Recently the state legislature in Vermont, at the request of a Woodstock High School teacher, declared October 16th to be John Brown Day. That is the anniversary of John Brown’s raid on the federal arsenal at Harper’s Ferry, Virginia, now West Virginia.
Here is a partial text of article I wrote for my local coin club:
On October 16, 1859 John Brown led a raid on the Harpers Ferry, Virginia Arsenal. Brown was a radical abolitionist who believed that violent acts were required to end slavery. His goal was to take over the arsenal and hold it until runaway slaves and other supporters came to the aid of his band of men. He also took hostages whom he would exchange for “any stout Negro.” He planned to arm his supporters with the rifles he captured from the armory and flee to the hills of Virginia. From there his guerilla force would establish a provisional government under a constitution that he had written and conduct raids against slaveholders. Brown thought that if he could conquer Virginia, the slaveholding South would collapse.

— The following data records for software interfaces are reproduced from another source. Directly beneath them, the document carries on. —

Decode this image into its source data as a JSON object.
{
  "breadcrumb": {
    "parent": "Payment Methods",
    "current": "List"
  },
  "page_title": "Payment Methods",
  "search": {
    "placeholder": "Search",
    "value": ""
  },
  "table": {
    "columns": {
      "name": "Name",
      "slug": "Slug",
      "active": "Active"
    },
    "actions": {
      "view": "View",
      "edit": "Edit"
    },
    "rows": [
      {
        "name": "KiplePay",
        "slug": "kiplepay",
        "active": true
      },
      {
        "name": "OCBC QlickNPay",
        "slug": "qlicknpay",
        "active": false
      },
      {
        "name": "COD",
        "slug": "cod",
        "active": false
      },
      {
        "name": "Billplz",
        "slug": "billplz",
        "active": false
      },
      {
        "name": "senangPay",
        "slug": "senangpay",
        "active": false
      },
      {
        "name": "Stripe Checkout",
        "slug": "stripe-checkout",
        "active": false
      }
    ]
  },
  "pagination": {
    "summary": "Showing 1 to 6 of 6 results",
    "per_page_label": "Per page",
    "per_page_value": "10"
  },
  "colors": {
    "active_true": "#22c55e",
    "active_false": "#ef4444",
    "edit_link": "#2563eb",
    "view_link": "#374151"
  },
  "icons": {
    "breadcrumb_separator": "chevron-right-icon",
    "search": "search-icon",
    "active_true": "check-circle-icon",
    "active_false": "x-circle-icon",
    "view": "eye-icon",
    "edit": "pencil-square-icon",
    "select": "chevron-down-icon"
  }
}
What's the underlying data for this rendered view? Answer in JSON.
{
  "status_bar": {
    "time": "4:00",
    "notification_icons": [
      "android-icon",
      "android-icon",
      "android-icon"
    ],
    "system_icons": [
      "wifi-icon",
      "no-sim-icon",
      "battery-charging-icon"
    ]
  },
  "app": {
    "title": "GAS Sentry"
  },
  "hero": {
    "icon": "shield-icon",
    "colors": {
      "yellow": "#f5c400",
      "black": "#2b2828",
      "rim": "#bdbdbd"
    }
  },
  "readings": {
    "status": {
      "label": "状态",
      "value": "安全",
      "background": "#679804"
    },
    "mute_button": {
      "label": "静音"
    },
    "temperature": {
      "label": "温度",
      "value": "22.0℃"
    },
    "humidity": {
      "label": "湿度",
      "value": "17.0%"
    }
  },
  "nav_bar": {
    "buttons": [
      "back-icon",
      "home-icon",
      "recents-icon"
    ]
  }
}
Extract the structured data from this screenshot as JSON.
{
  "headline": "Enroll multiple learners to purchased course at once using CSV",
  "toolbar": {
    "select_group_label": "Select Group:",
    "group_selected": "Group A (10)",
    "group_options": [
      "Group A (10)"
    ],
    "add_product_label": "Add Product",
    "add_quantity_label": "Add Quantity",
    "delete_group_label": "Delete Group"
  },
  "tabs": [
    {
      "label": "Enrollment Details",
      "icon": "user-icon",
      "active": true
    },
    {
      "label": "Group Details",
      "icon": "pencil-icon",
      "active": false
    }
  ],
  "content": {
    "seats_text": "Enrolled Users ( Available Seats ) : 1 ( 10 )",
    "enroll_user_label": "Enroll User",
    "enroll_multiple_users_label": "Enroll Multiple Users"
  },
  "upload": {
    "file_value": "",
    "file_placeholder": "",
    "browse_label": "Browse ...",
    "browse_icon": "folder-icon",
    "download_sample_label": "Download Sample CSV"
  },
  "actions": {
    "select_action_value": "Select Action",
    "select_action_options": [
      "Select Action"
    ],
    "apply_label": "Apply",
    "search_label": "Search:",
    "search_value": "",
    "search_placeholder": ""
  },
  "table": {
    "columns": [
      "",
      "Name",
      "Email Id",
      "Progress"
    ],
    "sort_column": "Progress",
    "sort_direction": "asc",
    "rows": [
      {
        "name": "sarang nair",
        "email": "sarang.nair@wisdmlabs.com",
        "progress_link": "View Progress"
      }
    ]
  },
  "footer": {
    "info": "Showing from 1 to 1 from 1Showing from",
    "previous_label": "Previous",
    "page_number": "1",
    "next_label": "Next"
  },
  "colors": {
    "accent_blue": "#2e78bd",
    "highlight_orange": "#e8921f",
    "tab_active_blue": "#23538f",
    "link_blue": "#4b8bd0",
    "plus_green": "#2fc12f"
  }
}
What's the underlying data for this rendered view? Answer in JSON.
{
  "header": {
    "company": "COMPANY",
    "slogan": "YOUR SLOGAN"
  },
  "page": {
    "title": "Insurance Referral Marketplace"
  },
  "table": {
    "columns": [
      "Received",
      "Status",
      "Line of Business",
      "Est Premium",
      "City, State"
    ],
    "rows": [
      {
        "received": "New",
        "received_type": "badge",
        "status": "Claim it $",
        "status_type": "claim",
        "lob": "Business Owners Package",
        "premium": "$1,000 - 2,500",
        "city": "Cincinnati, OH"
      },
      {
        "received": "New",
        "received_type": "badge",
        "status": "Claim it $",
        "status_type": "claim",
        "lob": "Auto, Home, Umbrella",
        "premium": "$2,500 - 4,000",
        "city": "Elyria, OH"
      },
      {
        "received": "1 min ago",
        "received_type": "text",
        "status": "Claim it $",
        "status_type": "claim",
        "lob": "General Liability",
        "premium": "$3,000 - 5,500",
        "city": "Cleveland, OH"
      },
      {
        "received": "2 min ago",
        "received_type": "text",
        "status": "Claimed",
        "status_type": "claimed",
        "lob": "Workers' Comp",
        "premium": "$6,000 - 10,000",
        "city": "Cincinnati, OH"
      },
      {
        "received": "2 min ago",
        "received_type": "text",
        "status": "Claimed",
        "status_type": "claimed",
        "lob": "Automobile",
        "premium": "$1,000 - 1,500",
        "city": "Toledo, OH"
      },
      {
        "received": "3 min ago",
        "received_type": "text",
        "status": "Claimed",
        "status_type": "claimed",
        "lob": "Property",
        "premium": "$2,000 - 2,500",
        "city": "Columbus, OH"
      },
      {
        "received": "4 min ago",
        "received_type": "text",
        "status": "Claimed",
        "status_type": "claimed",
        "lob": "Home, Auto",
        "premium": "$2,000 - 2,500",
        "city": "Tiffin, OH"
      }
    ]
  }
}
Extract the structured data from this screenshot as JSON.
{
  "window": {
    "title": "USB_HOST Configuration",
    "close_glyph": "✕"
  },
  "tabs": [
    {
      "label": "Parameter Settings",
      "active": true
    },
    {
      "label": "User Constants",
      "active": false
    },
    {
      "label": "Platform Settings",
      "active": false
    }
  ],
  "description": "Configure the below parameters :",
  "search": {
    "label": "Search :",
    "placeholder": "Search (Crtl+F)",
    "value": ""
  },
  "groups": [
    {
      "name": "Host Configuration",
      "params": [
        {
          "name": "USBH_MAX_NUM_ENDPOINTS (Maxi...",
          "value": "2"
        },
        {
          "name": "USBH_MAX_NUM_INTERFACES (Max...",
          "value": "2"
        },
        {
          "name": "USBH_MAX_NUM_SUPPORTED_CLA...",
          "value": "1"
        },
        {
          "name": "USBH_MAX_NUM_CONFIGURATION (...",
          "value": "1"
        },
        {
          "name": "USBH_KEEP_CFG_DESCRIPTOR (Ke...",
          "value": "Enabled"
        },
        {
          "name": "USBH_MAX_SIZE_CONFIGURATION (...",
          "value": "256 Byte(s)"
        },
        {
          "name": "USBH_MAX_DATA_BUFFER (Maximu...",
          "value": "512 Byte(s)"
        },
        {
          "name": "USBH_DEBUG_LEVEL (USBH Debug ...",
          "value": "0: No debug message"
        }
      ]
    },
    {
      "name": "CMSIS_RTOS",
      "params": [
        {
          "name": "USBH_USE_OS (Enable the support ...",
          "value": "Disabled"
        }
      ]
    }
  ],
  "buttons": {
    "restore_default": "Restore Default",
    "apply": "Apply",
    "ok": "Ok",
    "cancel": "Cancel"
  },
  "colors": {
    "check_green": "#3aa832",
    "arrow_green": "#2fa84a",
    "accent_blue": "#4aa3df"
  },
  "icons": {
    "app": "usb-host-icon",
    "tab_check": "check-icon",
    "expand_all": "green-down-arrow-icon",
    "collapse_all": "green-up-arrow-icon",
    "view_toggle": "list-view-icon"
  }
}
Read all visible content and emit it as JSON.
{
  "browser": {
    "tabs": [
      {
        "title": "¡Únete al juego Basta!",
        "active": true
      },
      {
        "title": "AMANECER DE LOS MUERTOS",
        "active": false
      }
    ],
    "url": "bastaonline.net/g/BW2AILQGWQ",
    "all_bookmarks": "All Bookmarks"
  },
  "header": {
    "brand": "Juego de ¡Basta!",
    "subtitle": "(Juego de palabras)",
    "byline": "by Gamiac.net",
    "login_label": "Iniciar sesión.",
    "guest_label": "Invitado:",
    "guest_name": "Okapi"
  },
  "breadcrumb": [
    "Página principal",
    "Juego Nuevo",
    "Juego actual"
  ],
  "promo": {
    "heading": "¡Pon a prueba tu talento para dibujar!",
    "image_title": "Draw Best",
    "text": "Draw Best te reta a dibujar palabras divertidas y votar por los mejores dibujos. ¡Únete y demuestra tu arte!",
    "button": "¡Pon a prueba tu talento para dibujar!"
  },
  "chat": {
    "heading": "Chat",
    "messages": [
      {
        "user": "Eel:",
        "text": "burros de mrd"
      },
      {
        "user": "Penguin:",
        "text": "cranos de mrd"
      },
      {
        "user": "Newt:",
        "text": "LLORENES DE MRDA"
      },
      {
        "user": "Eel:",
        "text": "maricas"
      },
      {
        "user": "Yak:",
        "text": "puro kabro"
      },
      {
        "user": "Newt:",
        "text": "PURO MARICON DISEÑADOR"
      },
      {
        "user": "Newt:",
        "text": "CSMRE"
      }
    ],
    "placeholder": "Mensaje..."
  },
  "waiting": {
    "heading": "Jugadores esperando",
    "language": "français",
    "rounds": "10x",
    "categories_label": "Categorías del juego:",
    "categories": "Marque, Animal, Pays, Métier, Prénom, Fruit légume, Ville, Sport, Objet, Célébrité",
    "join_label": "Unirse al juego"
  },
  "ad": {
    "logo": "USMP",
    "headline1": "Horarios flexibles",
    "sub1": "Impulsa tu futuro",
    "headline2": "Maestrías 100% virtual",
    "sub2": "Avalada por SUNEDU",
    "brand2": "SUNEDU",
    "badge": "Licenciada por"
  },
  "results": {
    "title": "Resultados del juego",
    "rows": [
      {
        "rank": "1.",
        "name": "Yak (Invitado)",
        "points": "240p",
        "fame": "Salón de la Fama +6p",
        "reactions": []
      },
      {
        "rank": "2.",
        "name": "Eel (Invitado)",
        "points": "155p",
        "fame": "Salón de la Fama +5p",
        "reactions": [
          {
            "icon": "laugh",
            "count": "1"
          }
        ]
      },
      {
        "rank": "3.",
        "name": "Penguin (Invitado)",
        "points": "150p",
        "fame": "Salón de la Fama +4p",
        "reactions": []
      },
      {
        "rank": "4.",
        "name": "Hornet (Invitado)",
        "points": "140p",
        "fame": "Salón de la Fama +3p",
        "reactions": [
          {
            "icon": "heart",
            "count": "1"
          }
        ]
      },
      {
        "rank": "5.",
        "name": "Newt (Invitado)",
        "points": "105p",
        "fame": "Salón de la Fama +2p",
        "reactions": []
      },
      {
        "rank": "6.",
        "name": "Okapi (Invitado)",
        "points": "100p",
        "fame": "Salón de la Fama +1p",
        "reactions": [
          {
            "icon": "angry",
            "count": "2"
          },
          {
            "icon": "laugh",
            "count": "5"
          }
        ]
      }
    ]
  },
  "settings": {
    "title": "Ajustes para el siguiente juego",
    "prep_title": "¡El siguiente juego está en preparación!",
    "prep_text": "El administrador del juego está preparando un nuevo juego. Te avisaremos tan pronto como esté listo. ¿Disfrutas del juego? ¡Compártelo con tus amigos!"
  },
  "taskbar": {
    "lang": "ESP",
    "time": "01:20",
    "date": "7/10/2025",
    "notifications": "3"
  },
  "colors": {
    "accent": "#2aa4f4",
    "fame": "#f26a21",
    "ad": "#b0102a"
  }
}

At first Brown and his men succeeded in capturing three buildings in Arsenal Square. Brown thought that the local slave population would flock to his cause, but the support he counted upon never materialized. Instead militiamen from the area surrounded his position and forced Brown and his forces to retreat to the firehouse. Brown and his men were trapped.
In the mean time Brown had allowed a Baltimore and Ohio express train safe passage though the town. Once the train reached the next station, the conductor wired Washington officials about the situation in Harpers Ferry. Fearing a wider insurrection, president James Buchanan ordered U.S. Marines, under the command of Colonel Robert E. Lee to end the siege. Lee and his forces, with the aid of his lieutenant, J.E.B. Stuart, arrived on scene just before midnight on October 17. Brown attempted to bargain with Lee, but the following day Lee ordered his men to batter down the door of the engine, and Brown was forced to surrender.
Ten of Brown’s men were killed including two of his sons. Brown was severely injured, but he lived to stand trial for treason. Brown’s conviction was a foregone conclusion, and he was hanged on December 2, 1859. At the time of his execution, Brown handed a note to a supporter which read that the country would be bathed in blood for its sins over the issue of slavery.
The reactions to Brown’s actions and execution were mixed. In the South he was condemned as a dangerous traitor. In the North some intellectuals, such as Ralph Waldo Emerson, hailed Brown as a hero. Author Nathanial Hawthorn, best known for the classic novel, The Scarlet Letter, said that he deserved to be hanged. Abraham Lincoln summed up the opinion of many when he stated that slavery was wrong, but that it could only be ended by lawful means and not by violence.
My take on John Brown was that he had the right cause, but the wrong methods. The man was a 19th century terrorist. I was surprised to note in an article appearing in “The Political Bandwagon” that they thought that a celebration of an end to slavery would be more appropriate that celebrating John Brown. Most of the membership of the American Political Collectors Club (APIC) are very liberal, so this was out of character.
At any rate here is a medalet that John Brown’s supporters issued just after he was hung for treason in December 1859. This is rather scarce piece, especially in brass, which is the composition of this piece.